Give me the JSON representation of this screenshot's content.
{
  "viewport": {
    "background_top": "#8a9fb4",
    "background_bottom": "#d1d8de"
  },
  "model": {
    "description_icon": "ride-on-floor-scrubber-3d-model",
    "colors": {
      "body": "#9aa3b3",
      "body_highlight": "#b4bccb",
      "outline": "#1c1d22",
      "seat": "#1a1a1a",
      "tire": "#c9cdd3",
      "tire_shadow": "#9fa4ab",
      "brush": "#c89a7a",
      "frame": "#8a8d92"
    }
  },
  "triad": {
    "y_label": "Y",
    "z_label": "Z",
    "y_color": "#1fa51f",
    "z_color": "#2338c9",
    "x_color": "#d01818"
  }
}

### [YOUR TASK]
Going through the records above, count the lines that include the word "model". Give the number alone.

### [SOLUTION BELOW]
2